My Family Home Is Europe, by Mariaana Seppern (Lithuania 2010)
A beautiful girl, an impossibly catchy song, and a quirky, light-hearted stage act – what could possibly go wrong? Somehow this didn’t even get past the semi-final stage – Europe’s loss indeed.
2010 Moldova – Pavel Turku – Im Eurovision
Arguably the biggest cult hero in Eurovision history. When supermarket security guard Pavel decided to write an ear-bending homage to his favourite telly show, little did he know that before the week was out he’d become a massive internet sensation, and go on to have the most downloaded ringtone in Moldovan history. Adopted by the local intelligensia, there were protests in the streets when he failed to make the final. But when reinstated following a massive popular campaign, he sputtered to a disappointing sixth place – but not before he became one of the most recognisable faces in Moldova.
Dlinnaya-Dlinnaya Beresta I Kak Sdelat’ Iz Nee Aishon (Long Long Birch Bark And How To Make Ayshon From It), by Buranovskie Babushki (Russia 2010)
One of the most beautiful moments ever to be produced by this funny old contest came when six old nans from an out-of-the-way Russian village shuffled onto the Moscow stage in their regional costumes and won the hearts of a continent. Had they qualified for Oslo they would have won by a street, but thankfully for the TV company’s budget they came a respectable third. This performance is so perfect that even now I can’t watch it without a tear coming to my eye.

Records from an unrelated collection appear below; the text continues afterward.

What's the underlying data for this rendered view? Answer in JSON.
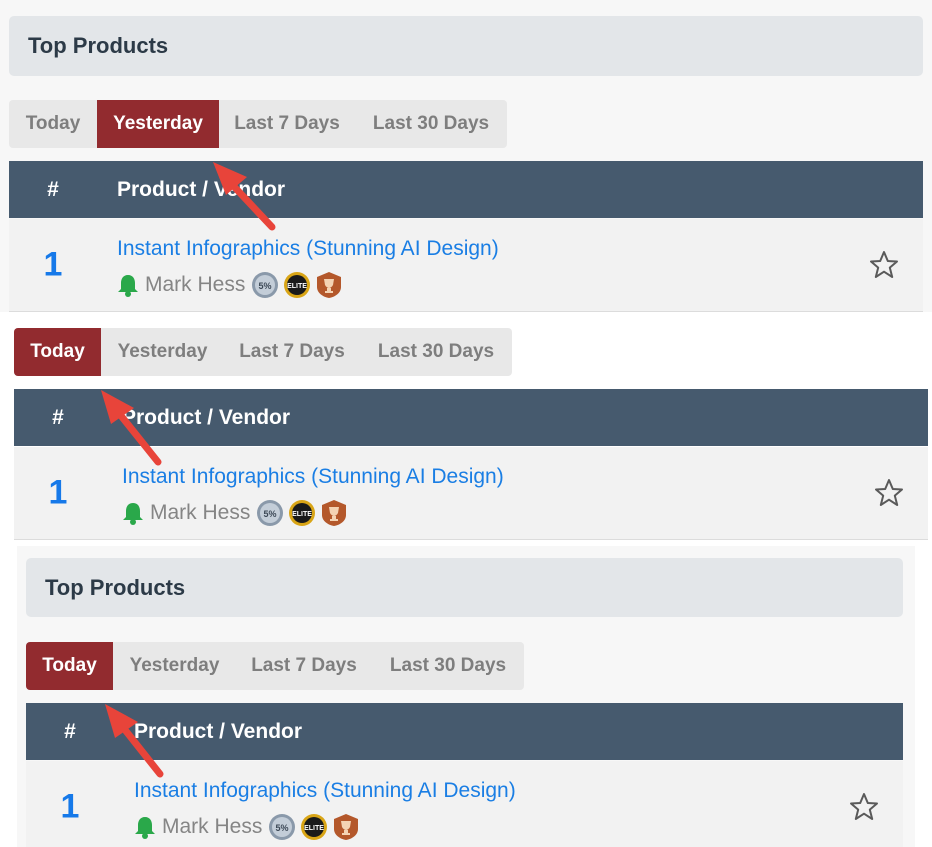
{
  "section": {
    "title": "Top Products"
  },
  "tabs": [
    "Today",
    "Yesterday",
    "Last 7 Days",
    "Last 30 Days"
  ],
  "table": {
    "col_rank": "#",
    "col_product": "Product / Vendor"
  },
  "product": {
    "rank": "1",
    "name": "Instant Infographics (Stunning AI Design)",
    "vendor": "Mark Hess",
    "badges": [
      "5%",
      "ELITE",
      "trophy-icon"
    ]
  },
  "colors": {
    "active_tab": "#922b2f",
    "table_header": "#465a6e",
    "link": "#1a7ee4",
    "rank": "#1679e9",
    "bell": "#2aa84a",
    "arrow": "#e8443a"
  }
}
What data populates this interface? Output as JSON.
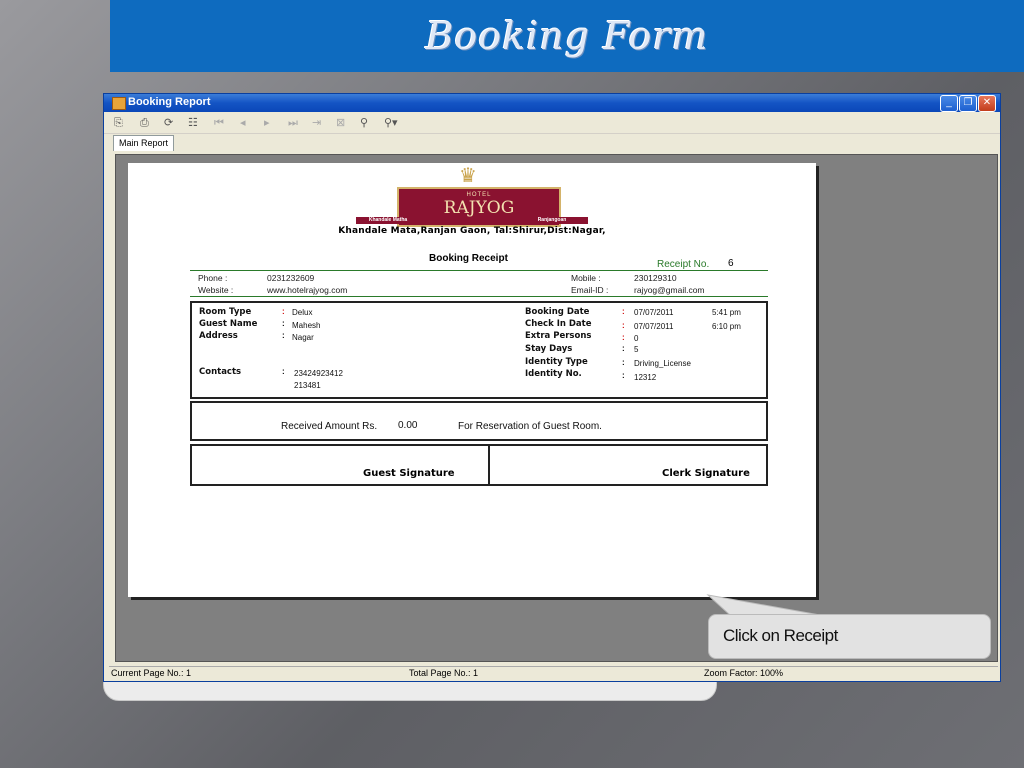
{
  "slide": {
    "title": "Booking Form"
  },
  "window": {
    "title": "Booking Report",
    "controls": {
      "minimize": "_",
      "restore": "❐",
      "close": "✕"
    }
  },
  "toolbar": {
    "icons": [
      "export-icon",
      "print-icon",
      "refresh-icon",
      "tree-icon",
      "first-page-icon",
      "prev-page-icon",
      "next-page-icon",
      "last-page-icon",
      "goto-page-icon",
      "stop-icon",
      "search-icon",
      "zoom-icon"
    ]
  },
  "tabs": [
    {
      "label": "Main Report"
    }
  ],
  "report": {
    "hotel_label": "HOTEL",
    "hotel_name": "RAJYOG",
    "ribbon_left": "Khandale Matha",
    "ribbon_right": "Ranjangoan",
    "address": "Khandale Mata,Ranjan Gaon, Tal:Shirur,Dist:Nagar,",
    "title": "Booking Receipt",
    "receipt_no_label": "Receipt No.",
    "receipt_no": "6",
    "phone_label": "Phone :",
    "phone": "0231232609",
    "website_label": "Website :",
    "website": "www.hotelrajyog.com",
    "mobile_label": "Mobile :",
    "mobile": "230129310",
    "email_label": "Email-ID :",
    "email": "rajyog@gmail.com",
    "room_type_label": "Room Type",
    "room_type": "Delux",
    "guest_name_label": "Guest Name",
    "guest_name": "Mahesh",
    "address_label": "Address",
    "address_value": "Nagar",
    "contacts_label": "Contacts",
    "contacts_1": "23424923412",
    "contacts_2": "213481",
    "booking_date_label": "Booking Date",
    "booking_date": "07/07/2011",
    "booking_time": "5:41 pm",
    "checkin_date_label": "Check In Date",
    "checkin_date": "07/07/2011",
    "checkin_time": "6:10 pm",
    "extra_persons_label": "Extra Persons",
    "extra_persons": "0",
    "stay_days_label": "Stay Days",
    "stay_days": "5",
    "identity_type_label": "Identity Type",
    "identity_type": "Driving_License",
    "identity_no_label": "Identity No.",
    "identity_no": "12312",
    "received_label": "Received Amount Rs.",
    "received_amount": "0.00",
    "reservation_text": "For Reservation of Guest Room.",
    "guest_signature": "Guest Signature",
    "clerk_signature": "Clerk Signature"
  },
  "status": {
    "current_page": "Current Page No.: 1",
    "total_page": "Total Page No.: 1",
    "zoom": "Zoom Factor: 100%"
  },
  "callout": {
    "text": "Click on Receipt"
  }
}
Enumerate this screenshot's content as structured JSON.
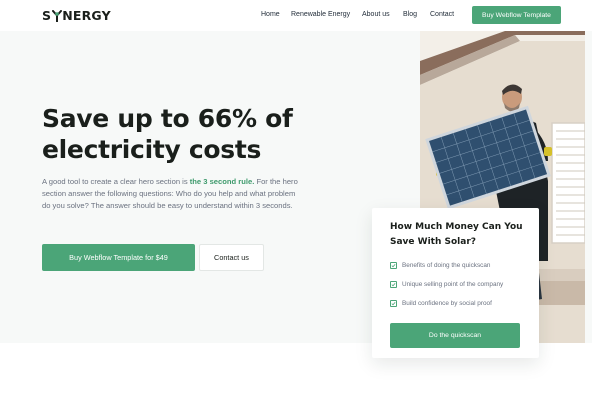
{
  "nav": {
    "logo": {
      "prefix": "S",
      "suffix": "NERGY"
    },
    "links": [
      "Home",
      "Renewable Energy",
      "About us",
      "Blog",
      "Contact"
    ],
    "cta_label": "Buy Webflow Template"
  },
  "hero": {
    "title": "Save up to 66% of electricity costs",
    "text_before": "A good tool to create a clear hero section is ",
    "text_highlight": "the 3 second rule.",
    "text_after": " For the hero section answer the following questions: Who do you help and what problem do you solve? The answer should be easy to understand within 3 seconds.",
    "primary_button": "Buy Webflow Template for $49",
    "secondary_button": "Contact us"
  },
  "card": {
    "title": "How Much Money Can You Save With Solar?",
    "items": [
      "Benefits of doing the quickscan",
      "Unique selling point of the company",
      "Build confidence by social proof"
    ],
    "button": "Do the quickscan"
  },
  "colors": {
    "accent": "#4ba578",
    "heading": "#1a1f1b",
    "body_text": "#6b7280",
    "hero_bg": "#f7f9f8"
  }
}
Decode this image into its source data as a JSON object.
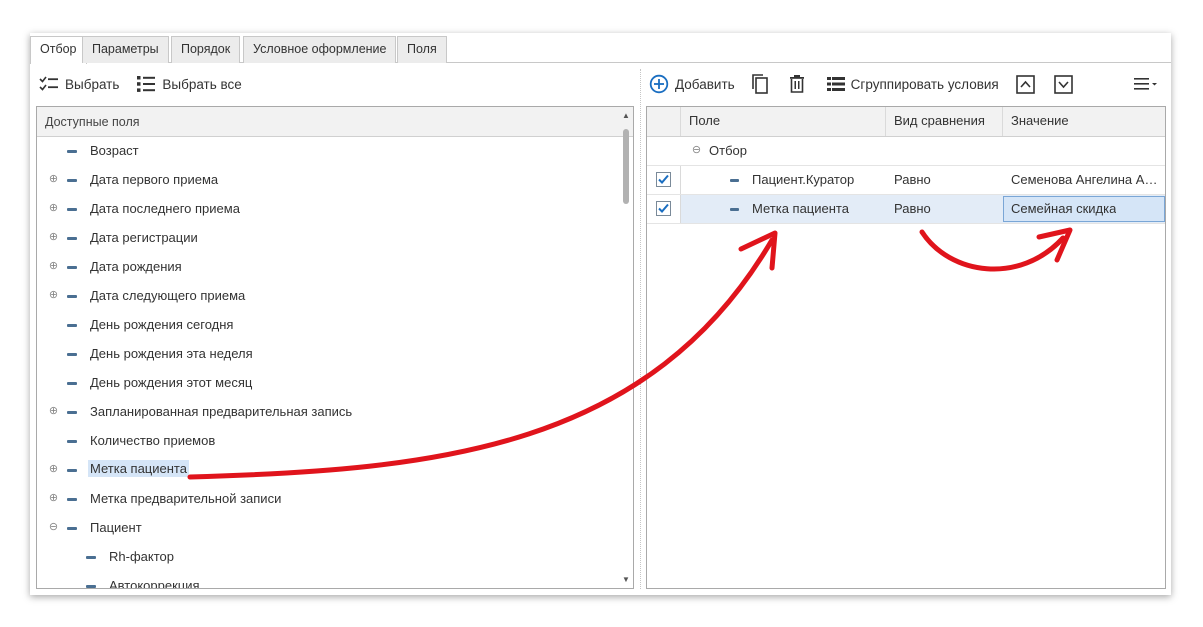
{
  "tabs": [
    {
      "label": "Отбор"
    },
    {
      "label": "Параметры"
    },
    {
      "label": "Порядок"
    },
    {
      "label": "Условное оформление"
    },
    {
      "label": "Поля"
    }
  ],
  "left_toolbar": {
    "select_label": "Выбрать",
    "select_all_label": "Выбрать все"
  },
  "available_fields": {
    "header": "Доступные поля",
    "items": [
      {
        "label": "Возраст",
        "expandable": false
      },
      {
        "label": "Дата первого приема",
        "expandable": true
      },
      {
        "label": "Дата последнего приема",
        "expandable": true
      },
      {
        "label": "Дата регистрации",
        "expandable": true
      },
      {
        "label": "Дата рождения",
        "expandable": true
      },
      {
        "label": "Дата следующего приема",
        "expandable": true
      },
      {
        "label": "День рождения сегодня",
        "expandable": false
      },
      {
        "label": "День рождения эта неделя",
        "expandable": false
      },
      {
        "label": "День рождения этот месяц",
        "expandable": false
      },
      {
        "label": "Запланированная предварительная запись",
        "expandable": true
      },
      {
        "label": "Количество приемов",
        "expandable": false
      },
      {
        "label": "Метка пациента",
        "expandable": true,
        "selected": true
      },
      {
        "label": "Метка предварительной записи",
        "expandable": true
      },
      {
        "label": "Пациент",
        "expanded": true
      },
      {
        "label": "Rh-фактор",
        "child": true
      },
      {
        "label": "Автокоррекция",
        "child": true
      }
    ]
  },
  "right_toolbar": {
    "add_label": "Добавить",
    "group_label": "Сгруппировать условия"
  },
  "filter_grid": {
    "columns": {
      "field": "Поле",
      "comparison": "Вид сравнения",
      "value": "Значение"
    },
    "group_label": "Отбор",
    "rows": [
      {
        "field": "Пациент.Куратор",
        "comparison": "Равно",
        "value": "Семенова Ангелина Алексеевна",
        "checked": true
      },
      {
        "field": "Метка пациента",
        "comparison": "Равно",
        "value": "Семейная скидка",
        "checked": true,
        "selected": true
      }
    ]
  },
  "colors": {
    "accent": "#1a6ec1",
    "arrow": "#e0141c",
    "selection": "#d5e5f7"
  }
}
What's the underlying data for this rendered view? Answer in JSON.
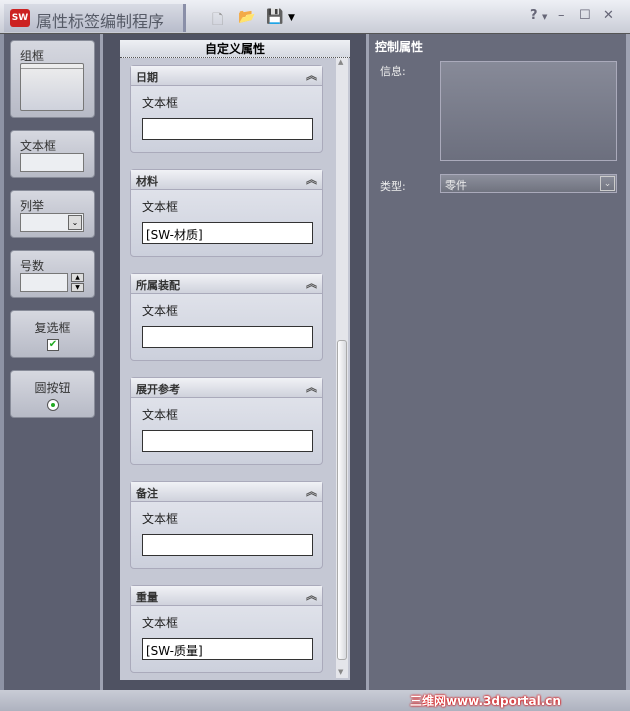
{
  "app": {
    "logo": "SW",
    "title": "属性标签编制程序"
  },
  "toolbar": {
    "new": "new-file-icon",
    "open": "open-folder-icon",
    "save": "save-icon",
    "help": "?"
  },
  "palette": {
    "group_box": "组框",
    "text_box": "文本框",
    "list": "列举",
    "number": "号数",
    "checkbox": "复选框",
    "radio": "圆按钮"
  },
  "canvas": {
    "title": "自定义属性",
    "groups": [
      {
        "title": "日期",
        "label": "文本框",
        "value": ""
      },
      {
        "title": "材料",
        "label": "文本框",
        "value": "[SW-材质]"
      },
      {
        "title": "所属装配",
        "label": "文本框",
        "value": ""
      },
      {
        "title": "展开参考",
        "label": "文本框",
        "value": ""
      },
      {
        "title": "备注",
        "label": "文本框",
        "value": ""
      },
      {
        "title": "重量",
        "label": "文本框",
        "value": "[SW-质量]"
      }
    ]
  },
  "props": {
    "title": "控制属性",
    "info_label": "信息:",
    "info_value": "",
    "type_label": "类型:",
    "type_value": "零件"
  },
  "watermark": "三维网www.3dportal.cn"
}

Roy has done himself proud here, but with over five hundred songs each year in the closing stages of the National Finals, there must be something we’ve missed that you hold dear to your heart. Let us know! And while you’re at it, keep up with Roy’s adventures through the national Final archives over on Eurovision Apocalypse